Photo by Craig Sanders. Read the original article in The Record here.
A dappled forest of trees comes to life on the panels propped against wall of Deanna Hunt's office at University of the Pacific.
"That is part of a larger part of a body of work I call 'Liberation' ," Hunt said. "It's about getting people to connect with nature."
Inspiration for it came in part from an annual backpacking trip she takes to a secret spot in the Sierra, where she's known to fill sketchbook upon sketchbook with drawings.
Hunt earned her undergraduate degree from University of the Pacific and her master of fine arts degree from Portland State University.
She has exhibited internationally and her work is part of public and private collections throughout the U.S. and Europe. Some of it can be viewed on her website deannahunt.com.
Returning to Pacific, she found a niche teaching drawing, painting and 2-D design to college students and she instructing art classes for older folks through the Osher Lifelong Learning Institute.
She also leads annual custom tours to Italy, where she spent 10 years.
A woman of deep faith, she attends church wherever she is whether it be Stockton, Santa Barbara or Rome.
Back at work for the spring term after visiting her parents in her hometown of Santa Barbara, Hunt is patient enough to demystify our questions about her passion.
Though she's a purpose-driven gal - she never watches TV - we sense Hunt has a great sense of humor.
And when we ask to take her picture, she has a question of her own.
"Standing on my feet or on my head?"
Did we mention?
The artist also leads yoga classes.
Question: How long does it take to produce something like this treescape?
Answer: I get that question a lot and I ask it of others.
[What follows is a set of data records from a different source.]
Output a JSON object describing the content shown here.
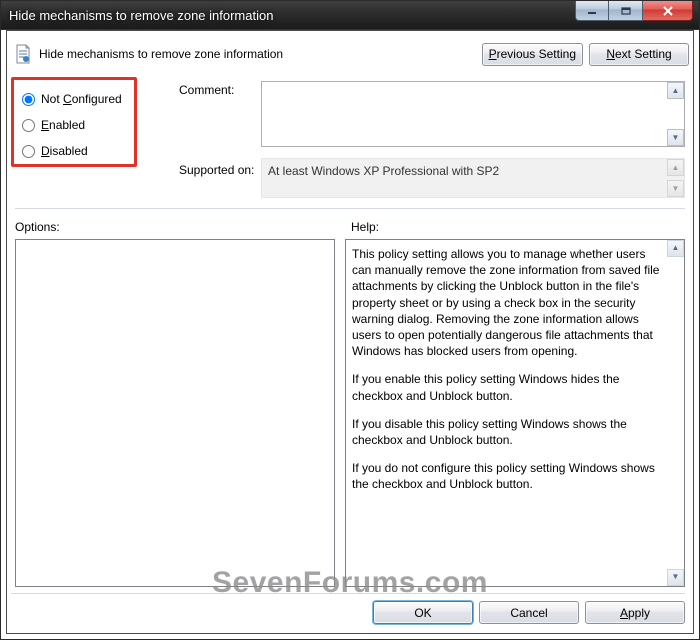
{
  "window": {
    "title": "Hide mechanisms to remove zone information"
  },
  "header": {
    "title": "Hide mechanisms to remove zone information",
    "prev_label_pre": "",
    "prev_ul": "P",
    "prev_label_post": "revious Setting",
    "next_label_pre": "",
    "next_ul": "N",
    "next_label_post": "ext Setting"
  },
  "state": {
    "options": [
      {
        "pre": "Not ",
        "ul": "C",
        "post": "onfigured",
        "selected": true
      },
      {
        "pre": "",
        "ul": "E",
        "post": "nabled",
        "selected": false
      },
      {
        "pre": "",
        "ul": "D",
        "post": "isabled",
        "selected": false
      }
    ]
  },
  "labels": {
    "comment": "Comment:",
    "supported": "Supported on:",
    "options": "Options:",
    "help": "Help:"
  },
  "comment": {
    "value": ""
  },
  "supported_on": "At least Windows XP Professional with SP2",
  "help": {
    "p1": "This policy setting allows you to manage whether users can manually remove the zone information from saved file attachments by clicking the Unblock button in the file's property sheet or by using a check box in the security warning dialog. Removing the zone information allows users to open potentially dangerous file attachments that Windows has blocked users from opening.",
    "p2": "If you enable this policy setting Windows hides the checkbox and Unblock button.",
    "p3": "If you disable this policy setting Windows shows the checkbox and Unblock button.",
    "p4": "If you do not configure this policy setting Windows shows the checkbox and Unblock button."
  },
  "buttons": {
    "ok": "OK",
    "cancel": "Cancel",
    "apply_ul": "A",
    "apply_post": "pply"
  },
  "watermark": "SevenForums.com"
}
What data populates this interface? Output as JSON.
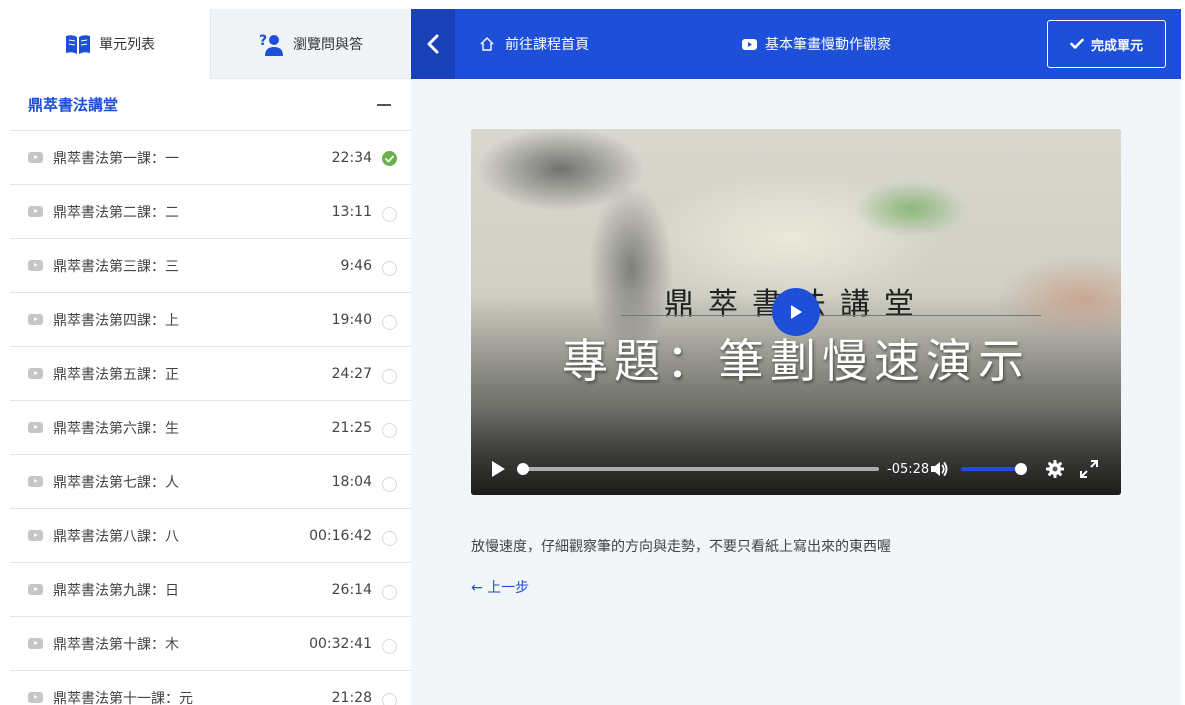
{
  "sidebar": {
    "tabs": [
      {
        "label": "單元列表",
        "icon": "book-open-icon"
      },
      {
        "label": "瀏覽問與答",
        "icon": "question-person-icon"
      }
    ],
    "section_title": "鼎萃書法講堂",
    "lessons": [
      {
        "title": "鼎萃書法第一課：一",
        "duration": "22:34",
        "completed": true
      },
      {
        "title": "鼎萃書法第二課：二",
        "duration": "13:11",
        "completed": false
      },
      {
        "title": "鼎萃書法第三課：三",
        "duration": "9:46",
        "completed": false
      },
      {
        "title": "鼎萃書法第四課：上",
        "duration": "19:40",
        "completed": false
      },
      {
        "title": "鼎萃書法第五課：正",
        "duration": "24:27",
        "completed": false
      },
      {
        "title": "鼎萃書法第六課：生",
        "duration": "21:25",
        "completed": false
      },
      {
        "title": "鼎萃書法第七課：人",
        "duration": "18:04",
        "completed": false
      },
      {
        "title": "鼎萃書法第八課：八",
        "duration": "00:16:42",
        "completed": false
      },
      {
        "title": "鼎萃書法第九課：日",
        "duration": "26:14",
        "completed": false
      },
      {
        "title": "鼎萃書法第十課：木",
        "duration": "00:32:41",
        "completed": false
      },
      {
        "title": "鼎萃書法第十一課：元",
        "duration": "21:28",
        "completed": false
      }
    ]
  },
  "topbar": {
    "home_label": "前往課程首頁",
    "video_label": "基本筆畫慢動作觀察",
    "complete_label": "完成單元"
  },
  "video": {
    "subtitle": "鼎萃書法講堂",
    "title": "專題：筆劃慢速演示",
    "remaining_time": "-05:28",
    "progress": 0,
    "volume": 1.0
  },
  "main": {
    "description": "放慢速度，仔細觀察筆的方向與走勢，不要只看紙上寫出來的東西喔",
    "prev_label": "← 上一步"
  },
  "colors": {
    "primary": "#1d4fd8",
    "done_green": "#6ab04c"
  }
}
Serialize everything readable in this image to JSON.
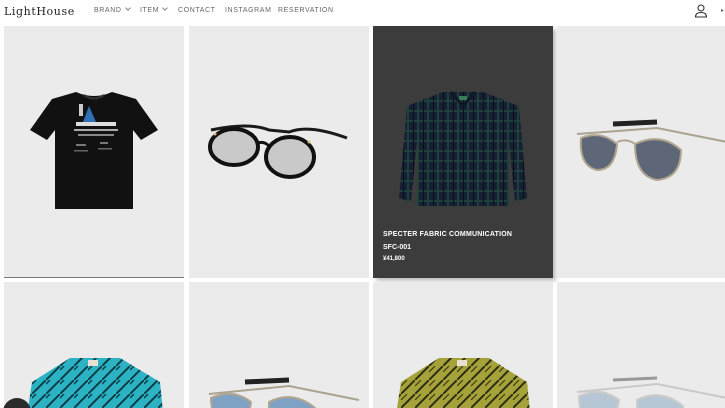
{
  "header": {
    "logo": "LightHouse",
    "nav": [
      {
        "label": "BRAND",
        "has_dropdown": true
      },
      {
        "label": "ITEM",
        "has_dropdown": true
      },
      {
        "label": "CONTACT",
        "has_dropdown": false
      },
      {
        "label": "INSTAGRAM",
        "has_dropdown": false
      },
      {
        "label": "RESERVATION",
        "has_dropdown": false
      }
    ],
    "account_icon": "user-icon"
  },
  "products": [
    {
      "kind": "t-shirt",
      "icon": "tshirt-image"
    },
    {
      "kind": "black sunglasses",
      "icon": "black-glasses-image"
    },
    {
      "kind": "plaid shirt",
      "icon": "plaid-shirt-image",
      "hovered": true,
      "brand": "SPECTER FABRIC COMMUNICATION",
      "model": "SFC-001",
      "price": "¥41,800"
    },
    {
      "kind": "aviator sunglasses",
      "icon": "aviator-glasses-image"
    },
    {
      "kind": "turquoise print shirt",
      "icon": "turquoise-shirt-image"
    },
    {
      "kind": "aviator sunglasses",
      "icon": "blue-aviator-image"
    },
    {
      "kind": "olive print shirt",
      "icon": "olive-shirt-image"
    },
    {
      "kind": "aviator sunglasses",
      "icon": "silver-aviator-image"
    }
  ],
  "colors": {
    "card_bg": "#ebebeb",
    "hover_overlay": "#3c3c3c",
    "nav_text": "#666666"
  }
}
I really think it takes a lifetime of practice, ideas and place. When I actually start with the canvas, it can take a month, six months or I can go back to it years later.
Q: What's the biggest difference between teaching a typical college kid and a senior citizen?
A: Younger students tend to be very quiet and contained. Until they get their confidence and figure out their place, they are less likely to speak out. The older students have so many life experiences that they reference and share. How exciting that a person can continue to enrich their lives at any age through learning.
Q: How do you start your day?
A: I always begin my day with prayer, meditation and yoga:
Q: Is art a natural talent or can it be learned?
A: Yes, just like anyone can learn math or learn a language. There's definitely a disposition to it. But I do think everyone can learn to draw and everyone can learn to paint.
Q: Tell me about your parents and how they supported your path.
A: I totally won the lottery on parents. From the beginning, they were always so supportive of me and my art. They were "Do what you love and you will be successful." Encouragement like that gives you freedom. It really sets the wind to your wings. Knowing that they believe in you and support your choices is gives you so much confidence. And to this day, we are so close. They've been part of my journey the entire time.
Q: How did you end up in Italy for 10 years?
A: I went on a study-abroad program through Pacific and by default I chose Italy. Instantly, I just fell in love. Later, one of the friends I met on the program sent me a postcard and said, "I'm in Rome, come visit."
Q: How would you describe your genre of art?
A: It's within the realm of realism but I call it expressive representationalism. It represents recognizable objects from the real world. I push the color. I am more expressive than photo realism.
Q: How long have you been practicing yoga?
A: Almost 30 years.
Q: What does it mean to you to look at something through an artist's eye?
A: I am always looking at things in terms of relationships, color, shapes, value, texture and scale.
Q: Is there a painting that you would never sell?
A: I painted a painting on December 8, 1995, and it was the interior of the Santa Maria Trastevere in Rome. My beloved grandmother was in the last hours of her life. She and I were so close and she had been the one to encourage me to go to Rome when I received that postcard. I had a plane ticket to go visit her, but I wasn't going to make it in time. I painted and cried and painted and cried. So, I would never part with that.